◆ Exercise requirements ◆
The word "month" appears in some lines of the entries. Say how many, and give nothing but the number.
---- Source data
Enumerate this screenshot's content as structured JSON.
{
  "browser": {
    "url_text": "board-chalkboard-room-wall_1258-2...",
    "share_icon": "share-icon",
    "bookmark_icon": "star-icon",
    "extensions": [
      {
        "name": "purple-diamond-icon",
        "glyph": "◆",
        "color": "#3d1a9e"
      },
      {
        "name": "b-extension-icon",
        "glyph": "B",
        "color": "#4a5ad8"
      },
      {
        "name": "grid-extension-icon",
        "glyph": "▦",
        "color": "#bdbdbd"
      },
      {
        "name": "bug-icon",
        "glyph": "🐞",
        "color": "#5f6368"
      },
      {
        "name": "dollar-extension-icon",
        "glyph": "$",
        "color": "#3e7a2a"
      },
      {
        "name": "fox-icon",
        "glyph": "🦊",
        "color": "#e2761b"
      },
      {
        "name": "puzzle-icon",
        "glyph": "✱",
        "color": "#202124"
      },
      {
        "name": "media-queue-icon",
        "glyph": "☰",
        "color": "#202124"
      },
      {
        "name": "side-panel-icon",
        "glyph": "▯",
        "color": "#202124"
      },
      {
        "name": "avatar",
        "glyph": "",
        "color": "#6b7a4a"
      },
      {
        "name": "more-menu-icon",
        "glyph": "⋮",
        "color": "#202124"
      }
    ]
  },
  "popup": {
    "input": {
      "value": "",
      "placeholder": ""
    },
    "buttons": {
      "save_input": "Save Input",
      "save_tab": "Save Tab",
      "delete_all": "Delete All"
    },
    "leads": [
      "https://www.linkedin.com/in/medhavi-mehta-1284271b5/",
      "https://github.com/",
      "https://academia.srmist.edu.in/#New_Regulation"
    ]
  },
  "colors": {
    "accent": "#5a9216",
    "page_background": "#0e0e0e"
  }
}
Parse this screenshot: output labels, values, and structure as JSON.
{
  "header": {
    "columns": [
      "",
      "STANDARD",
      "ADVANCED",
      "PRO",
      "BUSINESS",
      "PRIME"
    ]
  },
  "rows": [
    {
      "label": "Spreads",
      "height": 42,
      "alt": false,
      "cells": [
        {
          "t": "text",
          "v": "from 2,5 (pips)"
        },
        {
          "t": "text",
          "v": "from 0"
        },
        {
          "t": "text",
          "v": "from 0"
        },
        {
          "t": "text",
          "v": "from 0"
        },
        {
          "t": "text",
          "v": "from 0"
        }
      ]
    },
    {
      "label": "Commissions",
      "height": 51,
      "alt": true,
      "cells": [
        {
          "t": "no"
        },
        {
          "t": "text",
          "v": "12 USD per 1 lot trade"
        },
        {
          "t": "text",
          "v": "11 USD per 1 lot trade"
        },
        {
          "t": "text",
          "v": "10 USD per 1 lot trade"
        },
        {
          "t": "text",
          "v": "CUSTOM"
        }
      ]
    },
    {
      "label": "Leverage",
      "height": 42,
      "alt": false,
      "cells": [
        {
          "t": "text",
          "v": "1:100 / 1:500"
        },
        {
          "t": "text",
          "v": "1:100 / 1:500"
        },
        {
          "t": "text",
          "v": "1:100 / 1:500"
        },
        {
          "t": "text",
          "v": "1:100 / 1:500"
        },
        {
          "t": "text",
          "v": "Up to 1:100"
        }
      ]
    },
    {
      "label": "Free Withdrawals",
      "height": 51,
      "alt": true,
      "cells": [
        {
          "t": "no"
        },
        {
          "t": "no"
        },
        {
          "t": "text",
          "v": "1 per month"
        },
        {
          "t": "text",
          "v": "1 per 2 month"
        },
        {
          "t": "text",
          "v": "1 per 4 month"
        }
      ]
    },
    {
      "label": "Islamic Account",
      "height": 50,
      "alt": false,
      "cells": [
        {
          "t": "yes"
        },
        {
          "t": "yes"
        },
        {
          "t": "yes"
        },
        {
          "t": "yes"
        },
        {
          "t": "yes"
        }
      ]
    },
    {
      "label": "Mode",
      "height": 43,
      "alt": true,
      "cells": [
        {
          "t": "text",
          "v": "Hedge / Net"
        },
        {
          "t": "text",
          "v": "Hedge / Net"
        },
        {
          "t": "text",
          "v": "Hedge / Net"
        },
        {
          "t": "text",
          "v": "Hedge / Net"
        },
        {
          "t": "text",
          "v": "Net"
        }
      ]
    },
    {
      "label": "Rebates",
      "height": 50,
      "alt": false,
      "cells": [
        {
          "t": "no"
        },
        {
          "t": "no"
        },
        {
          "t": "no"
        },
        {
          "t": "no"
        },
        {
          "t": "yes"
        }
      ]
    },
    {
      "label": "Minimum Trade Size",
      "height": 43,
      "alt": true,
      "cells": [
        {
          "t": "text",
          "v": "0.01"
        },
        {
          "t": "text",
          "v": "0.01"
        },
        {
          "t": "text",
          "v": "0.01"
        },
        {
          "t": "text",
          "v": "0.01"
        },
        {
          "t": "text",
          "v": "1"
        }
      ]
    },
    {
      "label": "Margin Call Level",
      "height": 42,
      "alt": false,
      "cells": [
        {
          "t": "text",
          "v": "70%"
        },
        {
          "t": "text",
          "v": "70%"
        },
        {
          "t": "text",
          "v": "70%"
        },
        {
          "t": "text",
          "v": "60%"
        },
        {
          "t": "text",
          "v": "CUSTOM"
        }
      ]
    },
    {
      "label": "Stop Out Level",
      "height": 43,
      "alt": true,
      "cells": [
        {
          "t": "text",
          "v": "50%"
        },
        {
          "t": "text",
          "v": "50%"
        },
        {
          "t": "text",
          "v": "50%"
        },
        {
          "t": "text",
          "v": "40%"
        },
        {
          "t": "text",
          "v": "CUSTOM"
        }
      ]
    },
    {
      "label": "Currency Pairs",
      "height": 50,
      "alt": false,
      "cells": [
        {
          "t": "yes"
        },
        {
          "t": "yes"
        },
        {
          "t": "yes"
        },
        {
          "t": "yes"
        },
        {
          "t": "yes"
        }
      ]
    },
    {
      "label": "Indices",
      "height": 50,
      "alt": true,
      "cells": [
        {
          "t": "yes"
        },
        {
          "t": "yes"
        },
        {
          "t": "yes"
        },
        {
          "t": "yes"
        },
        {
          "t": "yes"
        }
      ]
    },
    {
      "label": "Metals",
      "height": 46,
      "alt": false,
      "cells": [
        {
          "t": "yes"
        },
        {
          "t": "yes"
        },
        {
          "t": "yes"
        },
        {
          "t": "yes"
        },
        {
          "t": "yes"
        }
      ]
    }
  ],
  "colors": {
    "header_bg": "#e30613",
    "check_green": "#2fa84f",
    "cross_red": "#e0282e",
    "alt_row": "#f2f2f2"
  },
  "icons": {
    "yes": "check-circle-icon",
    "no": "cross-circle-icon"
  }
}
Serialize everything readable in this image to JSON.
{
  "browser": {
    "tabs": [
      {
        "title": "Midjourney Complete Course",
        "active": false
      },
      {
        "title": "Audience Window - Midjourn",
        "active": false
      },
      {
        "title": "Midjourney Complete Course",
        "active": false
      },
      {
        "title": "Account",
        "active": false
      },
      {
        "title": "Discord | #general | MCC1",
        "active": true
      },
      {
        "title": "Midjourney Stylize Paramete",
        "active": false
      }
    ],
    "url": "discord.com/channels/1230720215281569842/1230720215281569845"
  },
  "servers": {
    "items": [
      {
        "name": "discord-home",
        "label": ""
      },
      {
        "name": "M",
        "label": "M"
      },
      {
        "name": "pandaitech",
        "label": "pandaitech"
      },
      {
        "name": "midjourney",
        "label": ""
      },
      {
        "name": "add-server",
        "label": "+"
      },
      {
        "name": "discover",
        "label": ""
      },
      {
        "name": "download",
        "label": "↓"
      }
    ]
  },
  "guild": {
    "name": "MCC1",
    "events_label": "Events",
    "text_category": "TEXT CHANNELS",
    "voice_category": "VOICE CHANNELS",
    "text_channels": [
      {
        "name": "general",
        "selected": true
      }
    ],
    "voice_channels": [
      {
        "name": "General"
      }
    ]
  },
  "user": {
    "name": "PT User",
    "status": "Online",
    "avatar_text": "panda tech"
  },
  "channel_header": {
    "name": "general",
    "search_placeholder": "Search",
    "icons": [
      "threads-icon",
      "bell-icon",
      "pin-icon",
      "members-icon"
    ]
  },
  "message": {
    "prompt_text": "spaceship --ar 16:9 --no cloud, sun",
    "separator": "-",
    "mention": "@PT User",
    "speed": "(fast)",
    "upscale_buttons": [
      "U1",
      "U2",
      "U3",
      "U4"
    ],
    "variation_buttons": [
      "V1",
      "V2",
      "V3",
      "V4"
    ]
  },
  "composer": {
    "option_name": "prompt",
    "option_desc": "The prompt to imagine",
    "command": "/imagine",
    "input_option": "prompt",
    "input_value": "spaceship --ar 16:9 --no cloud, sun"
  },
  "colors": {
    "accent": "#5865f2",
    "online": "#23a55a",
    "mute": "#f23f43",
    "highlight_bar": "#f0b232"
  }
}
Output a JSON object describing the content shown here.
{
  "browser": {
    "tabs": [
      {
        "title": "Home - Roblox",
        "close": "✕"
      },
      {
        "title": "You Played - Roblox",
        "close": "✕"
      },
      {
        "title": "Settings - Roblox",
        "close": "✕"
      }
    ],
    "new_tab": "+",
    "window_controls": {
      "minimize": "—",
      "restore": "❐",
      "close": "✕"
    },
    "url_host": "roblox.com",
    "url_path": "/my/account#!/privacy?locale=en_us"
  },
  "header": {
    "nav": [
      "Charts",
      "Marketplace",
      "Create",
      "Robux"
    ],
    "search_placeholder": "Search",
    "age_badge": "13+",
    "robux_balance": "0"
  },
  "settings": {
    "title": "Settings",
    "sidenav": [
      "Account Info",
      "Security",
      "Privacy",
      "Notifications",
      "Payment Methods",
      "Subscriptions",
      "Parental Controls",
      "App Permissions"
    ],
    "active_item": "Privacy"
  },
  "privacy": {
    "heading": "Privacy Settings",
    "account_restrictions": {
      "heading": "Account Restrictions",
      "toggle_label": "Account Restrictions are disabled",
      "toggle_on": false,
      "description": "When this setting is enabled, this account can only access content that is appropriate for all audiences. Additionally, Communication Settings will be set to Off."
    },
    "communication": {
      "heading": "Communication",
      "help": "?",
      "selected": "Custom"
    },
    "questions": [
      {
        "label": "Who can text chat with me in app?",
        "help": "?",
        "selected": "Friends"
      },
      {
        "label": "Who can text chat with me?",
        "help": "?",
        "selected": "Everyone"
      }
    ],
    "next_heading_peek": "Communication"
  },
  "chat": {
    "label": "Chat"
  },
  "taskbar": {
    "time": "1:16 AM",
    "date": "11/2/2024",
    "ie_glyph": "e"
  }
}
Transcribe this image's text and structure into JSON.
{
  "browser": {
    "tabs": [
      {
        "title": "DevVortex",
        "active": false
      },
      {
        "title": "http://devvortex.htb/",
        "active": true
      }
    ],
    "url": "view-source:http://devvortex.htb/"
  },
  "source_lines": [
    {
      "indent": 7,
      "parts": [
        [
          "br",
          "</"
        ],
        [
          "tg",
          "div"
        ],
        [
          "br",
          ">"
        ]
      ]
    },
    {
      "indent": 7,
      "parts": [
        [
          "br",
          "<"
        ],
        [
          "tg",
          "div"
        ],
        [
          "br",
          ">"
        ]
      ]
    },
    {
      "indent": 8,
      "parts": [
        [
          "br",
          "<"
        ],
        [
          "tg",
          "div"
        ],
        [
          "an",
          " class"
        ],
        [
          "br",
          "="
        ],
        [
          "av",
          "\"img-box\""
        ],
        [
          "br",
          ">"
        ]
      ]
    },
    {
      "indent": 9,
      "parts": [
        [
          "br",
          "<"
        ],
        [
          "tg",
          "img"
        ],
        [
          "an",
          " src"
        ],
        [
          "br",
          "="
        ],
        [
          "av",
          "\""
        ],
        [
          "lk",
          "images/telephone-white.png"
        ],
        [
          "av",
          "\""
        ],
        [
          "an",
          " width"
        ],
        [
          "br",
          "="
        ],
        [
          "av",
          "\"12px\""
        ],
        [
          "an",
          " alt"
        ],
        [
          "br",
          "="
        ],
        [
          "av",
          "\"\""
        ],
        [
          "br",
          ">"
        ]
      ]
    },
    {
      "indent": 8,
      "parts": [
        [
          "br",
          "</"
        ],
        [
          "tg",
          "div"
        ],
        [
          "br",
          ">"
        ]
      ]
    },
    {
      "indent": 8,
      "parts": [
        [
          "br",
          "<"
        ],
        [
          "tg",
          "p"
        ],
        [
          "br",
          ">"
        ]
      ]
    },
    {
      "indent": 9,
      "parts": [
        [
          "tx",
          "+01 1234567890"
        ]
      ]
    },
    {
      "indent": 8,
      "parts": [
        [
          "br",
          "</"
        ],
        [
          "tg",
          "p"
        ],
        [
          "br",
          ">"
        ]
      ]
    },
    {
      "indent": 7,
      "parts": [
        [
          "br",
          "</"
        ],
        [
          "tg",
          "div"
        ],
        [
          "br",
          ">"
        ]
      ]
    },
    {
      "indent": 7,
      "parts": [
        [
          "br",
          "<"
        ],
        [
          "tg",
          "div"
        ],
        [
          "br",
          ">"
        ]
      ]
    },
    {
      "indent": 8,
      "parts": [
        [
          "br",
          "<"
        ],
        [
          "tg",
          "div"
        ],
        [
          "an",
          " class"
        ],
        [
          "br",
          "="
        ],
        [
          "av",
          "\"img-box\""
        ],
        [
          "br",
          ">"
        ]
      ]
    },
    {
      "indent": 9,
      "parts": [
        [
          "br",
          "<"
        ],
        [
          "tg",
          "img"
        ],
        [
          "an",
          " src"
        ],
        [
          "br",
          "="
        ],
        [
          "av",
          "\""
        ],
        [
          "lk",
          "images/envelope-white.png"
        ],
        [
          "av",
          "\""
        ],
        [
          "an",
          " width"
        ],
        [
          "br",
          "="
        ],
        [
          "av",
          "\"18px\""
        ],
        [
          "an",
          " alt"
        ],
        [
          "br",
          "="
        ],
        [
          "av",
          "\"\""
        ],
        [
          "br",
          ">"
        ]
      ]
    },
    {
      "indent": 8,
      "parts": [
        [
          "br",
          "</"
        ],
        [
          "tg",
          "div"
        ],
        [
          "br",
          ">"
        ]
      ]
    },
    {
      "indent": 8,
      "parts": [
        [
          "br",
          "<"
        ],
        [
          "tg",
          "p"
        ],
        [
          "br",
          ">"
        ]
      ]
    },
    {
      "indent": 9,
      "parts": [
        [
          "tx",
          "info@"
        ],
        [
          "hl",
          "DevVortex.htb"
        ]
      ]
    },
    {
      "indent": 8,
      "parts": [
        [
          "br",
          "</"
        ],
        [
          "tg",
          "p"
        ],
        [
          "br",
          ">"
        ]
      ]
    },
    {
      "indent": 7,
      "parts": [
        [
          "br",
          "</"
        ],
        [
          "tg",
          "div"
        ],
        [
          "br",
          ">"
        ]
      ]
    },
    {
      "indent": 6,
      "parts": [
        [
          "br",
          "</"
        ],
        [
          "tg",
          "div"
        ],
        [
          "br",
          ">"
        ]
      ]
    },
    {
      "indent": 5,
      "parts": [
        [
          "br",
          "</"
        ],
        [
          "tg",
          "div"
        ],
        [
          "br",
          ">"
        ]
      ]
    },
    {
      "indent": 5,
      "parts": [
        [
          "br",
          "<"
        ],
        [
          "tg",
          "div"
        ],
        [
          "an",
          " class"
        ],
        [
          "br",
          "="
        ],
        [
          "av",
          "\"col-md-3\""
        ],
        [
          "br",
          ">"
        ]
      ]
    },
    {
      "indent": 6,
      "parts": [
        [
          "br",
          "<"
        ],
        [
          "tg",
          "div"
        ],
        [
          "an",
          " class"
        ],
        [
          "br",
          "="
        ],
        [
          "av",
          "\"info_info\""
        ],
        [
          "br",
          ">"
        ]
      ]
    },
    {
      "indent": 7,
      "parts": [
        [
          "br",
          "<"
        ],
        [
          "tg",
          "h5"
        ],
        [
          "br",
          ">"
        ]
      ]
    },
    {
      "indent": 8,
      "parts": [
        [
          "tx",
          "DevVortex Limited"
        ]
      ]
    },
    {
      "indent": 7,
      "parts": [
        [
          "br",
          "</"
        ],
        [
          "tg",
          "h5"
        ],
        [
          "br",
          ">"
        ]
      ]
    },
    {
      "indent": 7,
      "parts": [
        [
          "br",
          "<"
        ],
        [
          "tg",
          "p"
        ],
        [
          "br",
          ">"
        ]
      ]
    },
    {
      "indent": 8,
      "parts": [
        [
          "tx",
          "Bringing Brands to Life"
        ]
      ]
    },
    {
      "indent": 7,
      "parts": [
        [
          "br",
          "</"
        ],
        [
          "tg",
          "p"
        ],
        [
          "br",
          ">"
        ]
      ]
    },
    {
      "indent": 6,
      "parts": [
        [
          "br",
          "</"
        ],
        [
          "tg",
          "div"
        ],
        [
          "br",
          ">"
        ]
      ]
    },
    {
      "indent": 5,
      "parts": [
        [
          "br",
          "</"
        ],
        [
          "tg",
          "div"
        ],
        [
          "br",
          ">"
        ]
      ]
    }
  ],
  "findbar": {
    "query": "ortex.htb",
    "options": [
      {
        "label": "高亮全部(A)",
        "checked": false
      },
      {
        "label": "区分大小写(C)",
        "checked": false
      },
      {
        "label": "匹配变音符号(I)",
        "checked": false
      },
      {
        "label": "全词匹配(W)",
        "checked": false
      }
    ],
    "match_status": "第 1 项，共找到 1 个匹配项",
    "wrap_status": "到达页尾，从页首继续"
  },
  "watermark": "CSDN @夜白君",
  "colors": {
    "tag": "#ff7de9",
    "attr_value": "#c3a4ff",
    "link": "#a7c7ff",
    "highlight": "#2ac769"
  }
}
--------
◆ Exercise response ◆
3